> [Your task]
Exactly as given, write out all the entries again.

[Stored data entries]
• • •

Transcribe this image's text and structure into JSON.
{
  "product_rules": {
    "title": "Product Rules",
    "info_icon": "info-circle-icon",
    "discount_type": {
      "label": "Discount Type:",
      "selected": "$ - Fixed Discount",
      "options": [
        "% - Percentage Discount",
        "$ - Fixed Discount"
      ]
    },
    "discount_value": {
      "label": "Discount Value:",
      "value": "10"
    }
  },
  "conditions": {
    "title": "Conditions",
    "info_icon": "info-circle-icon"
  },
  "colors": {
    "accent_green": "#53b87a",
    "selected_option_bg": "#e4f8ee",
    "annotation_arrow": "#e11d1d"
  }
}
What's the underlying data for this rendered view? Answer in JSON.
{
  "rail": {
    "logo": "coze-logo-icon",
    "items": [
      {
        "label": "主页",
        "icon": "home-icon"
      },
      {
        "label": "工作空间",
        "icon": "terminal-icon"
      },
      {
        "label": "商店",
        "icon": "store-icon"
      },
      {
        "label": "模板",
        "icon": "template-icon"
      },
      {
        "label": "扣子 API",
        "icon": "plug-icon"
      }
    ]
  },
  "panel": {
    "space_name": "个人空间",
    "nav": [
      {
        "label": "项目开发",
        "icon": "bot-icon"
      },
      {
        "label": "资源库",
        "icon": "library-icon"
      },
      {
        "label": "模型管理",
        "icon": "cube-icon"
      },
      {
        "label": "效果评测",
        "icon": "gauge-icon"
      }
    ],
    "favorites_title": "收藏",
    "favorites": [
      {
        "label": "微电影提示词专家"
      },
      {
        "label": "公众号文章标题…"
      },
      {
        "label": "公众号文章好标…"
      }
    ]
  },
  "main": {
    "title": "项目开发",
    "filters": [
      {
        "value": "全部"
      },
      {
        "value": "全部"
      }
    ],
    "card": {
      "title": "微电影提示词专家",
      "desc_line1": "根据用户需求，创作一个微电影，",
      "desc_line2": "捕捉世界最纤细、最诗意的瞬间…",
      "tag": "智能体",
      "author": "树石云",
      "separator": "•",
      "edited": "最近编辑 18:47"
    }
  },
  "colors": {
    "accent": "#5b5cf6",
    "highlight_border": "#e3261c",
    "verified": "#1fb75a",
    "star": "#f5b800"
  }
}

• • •

> [Solution to the problem]
Transcribe this image's text and structure into JSON.
{
  "product_rules": {
    "title": "Product Rules",
    "info_icon": "info-circle-icon",
    "discount_type": {
      "label": "Discount Type:",
      "selected": "$ - Fixed Discount",
      "options": [
        "% - Percentage Discount",
        "$ - Fixed Discount"
      ]
    },
    "discount_value": {
      "label": "Discount Value:",
      "value": "10"
    }
  },
  "conditions": {
    "title": "Conditions",
    "info_icon": "info-circle-icon"
  },
  "colors": {
    "accent_green": "#53b87a",
    "selected_option_bg": "#e4f8ee",
    "annotation_arrow": "#e11d1d"
  }
}
What's the underlying data for this rendered view? Answer in JSON.
{
  "rail": {
    "logo": "coze-logo-icon",
    "items": [
      {
        "label": "主页",
        "icon": "home-icon"
      },
      {
        "label": "工作空间",
        "icon": "terminal-icon"
      },
      {
        "label": "商店",
        "icon": "store-icon"
      },
      {
        "label": "模板",
        "icon": "template-icon"
      },
      {
        "label": "扣子 API",
        "icon": "plug-icon"
      }
    ]
  },
  "panel": {
    "space_name": "个人空间",
    "nav": [
      {
        "label": "项目开发",
        "icon": "bot-icon"
      },
      {
        "label": "资源库",
        "icon": "library-icon"
      },
      {
        "label": "模型管理",
        "icon": "cube-icon"
      },
      {
        "label": "效果评测",
        "icon": "gauge-icon"
      }
    ],
    "favorites_title": "收藏",
    "favorites": [
      {
        "label": "微电影提示词专家"
      },
      {
        "label": "公众号文章标题…"
      },
      {
        "label": "公众号文章好标…"
      }
    ]
  },
  "main": {
    "title": "项目开发",
    "filters": [
      {
        "value": "全部"
      },
      {
        "value": "全部"
      }
    ],
    "card": {
      "title": "微电影提示词专家",
      "desc_line1": "根据用户需求，创作一个微电影，",
      "desc_line2": "捕捉世界最纤细、最诗意的瞬间…",
      "tag": "智能体",
      "author": "树石云",
      "separator": "•",
      "edited": "最近编辑 18:47"
    }
  },
  "colors": {
    "accent": "#5b5cf6",
    "highlight_border": "#e3261c",
    "verified": "#1fb75a",
    "star": "#f5b800"
  }
}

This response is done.